**EXERCISE INSTRUCTIONS**
The records that follow must be repeated exactly, minus the images.

**RECORDS PROVIDED**
----------------

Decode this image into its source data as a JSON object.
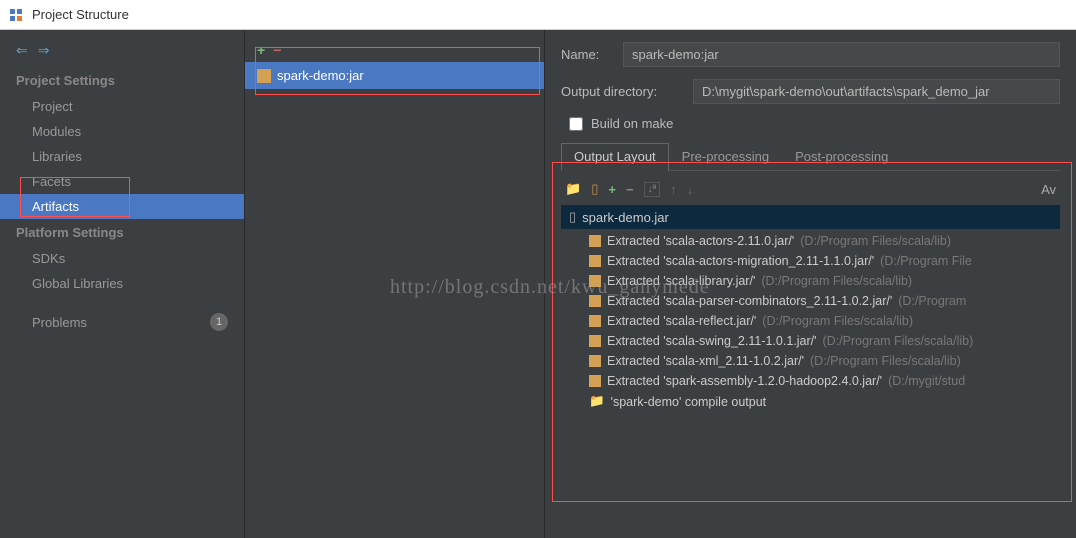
{
  "window": {
    "title": "Project Structure"
  },
  "sidebar": {
    "sections": [
      {
        "header": "Project Settings",
        "items": [
          "Project",
          "Modules",
          "Libraries",
          "Facets",
          "Artifacts"
        ]
      },
      {
        "header": "Platform Settings",
        "items": [
          "SDKs",
          "Global Libraries"
        ]
      }
    ],
    "problems": {
      "label": "Problems",
      "count": "1"
    },
    "selected": "Artifacts"
  },
  "artifacts": {
    "selected": "spark-demo:jar"
  },
  "details": {
    "nameLabel": "Name:",
    "nameValue": "spark-demo:jar",
    "outputDirLabel": "Output directory:",
    "outputDirValue": "D:\\mygit\\spark-demo\\out\\artifacts\\spark_demo_jar",
    "buildOnMakeLabel": "Build on make",
    "tabs": [
      "Output Layout",
      "Pre-processing",
      "Post-processing"
    ],
    "activeTab": "Output Layout",
    "availableLabel": "Av",
    "tree": {
      "root": "spark-demo.jar",
      "items": [
        {
          "label": "Extracted 'scala-actors-2.11.0.jar/'",
          "path": "(D:/Program Files/scala/lib)"
        },
        {
          "label": "Extracted 'scala-actors-migration_2.11-1.1.0.jar/'",
          "path": "(D:/Program File"
        },
        {
          "label": "Extracted 'scala-library.jar/'",
          "path": "(D:/Program Files/scala/lib)"
        },
        {
          "label": "Extracted 'scala-parser-combinators_2.11-1.0.2.jar/'",
          "path": "(D:/Program"
        },
        {
          "label": "Extracted 'scala-reflect.jar/'",
          "path": "(D:/Program Files/scala/lib)"
        },
        {
          "label": "Extracted 'scala-swing_2.11-1.0.1.jar/'",
          "path": "(D:/Program Files/scala/lib)"
        },
        {
          "label": "Extracted 'scala-xml_2.11-1.0.2.jar/'",
          "path": "(D:/Program Files/scala/lib)"
        },
        {
          "label": "Extracted 'spark-assembly-1.2.0-hadoop2.4.0.jar/'",
          "path": "(D:/mygit/stud"
        }
      ],
      "compileOutput": "'spark-demo' compile output"
    }
  },
  "watermark": "http://blog.csdn.net/kwu_ganymede"
}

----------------

**ANSWER TO THIS PROBLEM**
Decode this image into its source data as a JSON object.
{
  "window": {
    "title": "Project Structure"
  },
  "sidebar": {
    "sections": [
      {
        "header": "Project Settings",
        "items": [
          "Project",
          "Modules",
          "Libraries",
          "Facets",
          "Artifacts"
        ]
      },
      {
        "header": "Platform Settings",
        "items": [
          "SDKs",
          "Global Libraries"
        ]
      }
    ],
    "problems": {
      "label": "Problems",
      "count": "1"
    },
    "selected": "Artifacts"
  },
  "artifacts": {
    "selected": "spark-demo:jar"
  },
  "details": {
    "nameLabel": "Name:",
    "nameValue": "spark-demo:jar",
    "outputDirLabel": "Output directory:",
    "outputDirValue": "D:\\mygit\\spark-demo\\out\\artifacts\\spark_demo_jar",
    "buildOnMakeLabel": "Build on make",
    "tabs": [
      "Output Layout",
      "Pre-processing",
      "Post-processing"
    ],
    "activeTab": "Output Layout",
    "availableLabel": "Av",
    "tree": {
      "root": "spark-demo.jar",
      "items": [
        {
          "label": "Extracted 'scala-actors-2.11.0.jar/'",
          "path": "(D:/Program Files/scala/lib)"
        },
        {
          "label": "Extracted 'scala-actors-migration_2.11-1.1.0.jar/'",
          "path": "(D:/Program File"
        },
        {
          "label": "Extracted 'scala-library.jar/'",
          "path": "(D:/Program Files/scala/lib)"
        },
        {
          "label": "Extracted 'scala-parser-combinators_2.11-1.0.2.jar/'",
          "path": "(D:/Program"
        },
        {
          "label": "Extracted 'scala-reflect.jar/'",
          "path": "(D:/Program Files/scala/lib)"
        },
        {
          "label": "Extracted 'scala-swing_2.11-1.0.1.jar/'",
          "path": "(D:/Program Files/scala/lib)"
        },
        {
          "label": "Extracted 'scala-xml_2.11-1.0.2.jar/'",
          "path": "(D:/Program Files/scala/lib)"
        },
        {
          "label": "Extracted 'spark-assembly-1.2.0-hadoop2.4.0.jar/'",
          "path": "(D:/mygit/stud"
        }
      ],
      "compileOutput": "'spark-demo' compile output"
    }
  },
  "watermark": "http://blog.csdn.net/kwu_ganymede"
}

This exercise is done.